What should you do if your perfect .com domain is unavailable? What are the alternative domain extensions? New top-level domains provide an answer to these questions. These recently introduced domain extensions give website owners many new, interesting possibilities, meaning you no longer have to rely on the classics like .com, .net, or .uk.
‘First come, first served’, as the saying goes. Registering a domain is a simple process, but low prices are leading to an increasing shortage of concise website addresses. Website owners are still finding this a problem, despite the fact that new top-level domains are being created. This is partly due to the growing internet use across the world and the resulting boom in website domains. Ever more companies are becoming aware of the potential of online business and quickly snap up attractive domains. But there isn’t always a website under every address. Websites are in high demand and so the internet is full of domain traders who register promising word combinations under the most popular TLDs in the hope of selling them at a profit later. Is your desired domain already taken? Get in touch with the owner and make them an offer.
Six steps to getting your desired domain
Have a concept for a promising online project but the corresponding domain is already in use? If this is the case, your only option is usually to purchase the desired domain. Our guide shows you how to do this in six steps.
1. Identifying the domain owner
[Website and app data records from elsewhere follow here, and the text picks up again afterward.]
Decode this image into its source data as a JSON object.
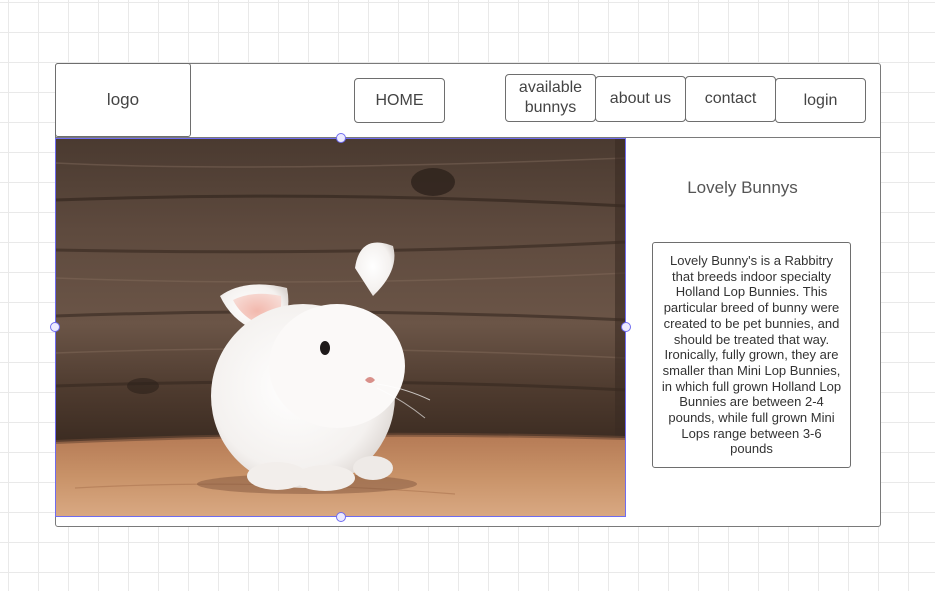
{
  "header": {
    "logo_label": "logo",
    "nav": {
      "home": "HOME",
      "available_line1": "available",
      "available_line2": "bunnys",
      "about": "about us",
      "contact": "contact",
      "login": "login"
    }
  },
  "hero_image": {
    "subject": "white bunny on wooden floor"
  },
  "side_panel": {
    "title": "Lovely Bunnys",
    "description": "Lovely Bunny's is a Rabbitry that breeds indoor specialty Holland Lop Bunnies. This particular breed of bunny were created to be pet bunnies, and should be treated that way. Ironically, fully grown, they are smaller than Mini Lop Bunnies, in which full grown Holland Lop Bunnies are between 2-4 pounds, while full grown Mini Lops range between 3-6 pounds"
  },
  "colors": {
    "selection": "#6f6cf0",
    "outline": "#6e6e6e",
    "grid": "#e9e9e9"
  }
}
In order to buy a registered domain, you first need to find out who the owner is. You have two options here. If a website is actually under the desired domain, there should be information on how to contact the owner. However, a domain isn’t always registered with the intention of being used; domain traders often secure sought-after website addresses so that they can resell them for a profit. Websites like these often have improvised landing pages to let the visitor know that the domain is for sale or to encourage them to click on parking sites, which are full of advertisements. Alternatively, you can use the WHOIS database from the Domain Name Registry to determine a domain’s owner. Each domain administrative agency is obliged to keep a central register where the contact information of the domain owner (or holder) and the administrative contact details are kept. The WHOIS databases are publicly available and can be accessed for free. On the ICANN website you can find out who certain domains belong to. 1&1 also provides a domain lookup service.
2. Calculating the budget
Taking over a domain is often a costly business. Before contacting the holder, you should work out what your budget is and how much the desired domain is worth. It’s also worth finding out which business model the domain owner is using with this website address and seeing how profitable it is. Purchasing the domain of a successful website that attracts lots of visitors under the website address will cost more than a parked domain that obtains its profit from advertising. Estimate the market potential and usability of the website and find out about its SEO status. Does the domain rank for relevant keywords in the search engine? Is there an existing backlink profile? And how high is the quality of inbounds links coming from other websites? Current SEO tools such as SISTRIX, Searchmetrics, or Ahrefs enable you to work out how important the domain is in the search engine’s eyes. Use this information to work out how much the domain is worth and the maximum price you want to invest.
3. Stating your purchasing intention
Now that you’ve done your research and decided to make the domain owner an offer, you need to make sure you directly contact the right person; e-mails sent to general addresses run the risk of being ignored or ending up in the spam folder. Find out who the manager or domain investor is and submit your offer directly to the person responsible for the decision making. It’s recommended to first contact them without mentioning any costs; express your interest in buying the domain and enquire about the possible price.
4. Starting price negotiations
Price negotiation is always a sensitive issue, and it is no different with domain trading. Give yourself room to negotiate by starting your first bid well below your limit. Make sure that you don’t lose sight of the domain’s value; if your bid is too low your negotiating partner might feel snubbed, but if you start too high you’ll lose more money than you need to. Be aware that you don’t just have to fork out the costs of the transfer; you also need to keep in mind how much it will cost to run the domain in the future. The purchasing price of an occupied domain isn’t restricted, therefore it’s not unusual to see popular combinations of domain names and top-level domains going for hundreds of thousands of dollars. The domain trade is a growing business and there's certainly a lot of money to be made.
5. Concluding the domain sale
If you managed to agree on a realistic transfer fee with your negotiating partner, it’s now time to get the agreement in writing. There are many contract templates available online for free, such as the ones from IPWatchdog. Both parties should have identical copies of this contract with the exact domain name and transfer price agreed upon. It’s advisable to note how and when the fee should be paid as well as when the transfer counts as complete (this is generally as soon as the new owner is listed in the WHOIS database of the responsible registry). The purchase can alternatively take place through a third party. You’ll find many of these services offered by various domain name marketplaces on the internet.
6. Transferring the domain
The final step of the transfer process is the official change of ownership on the relevant registry. Here, the current owner relinquishes their rights so that you can take their place. In other words, this means that the previous domain contract is canceled and you can make a new one with the administrator. This is done either in the form of a change of ownership request via the previous domain holder’s provider or you can change to a provider of your choice. This is known as a domain transfer. Further information on changing a domain’s ownership can be found on ICANN’s website.
A short BBC documentary explains how domain traders, also referred to as “domainers”, can make hundreds, thousands, or even millions of dollars from buying and selling domains. In this video, find out how some domain traders got involved in this big moneymaking business.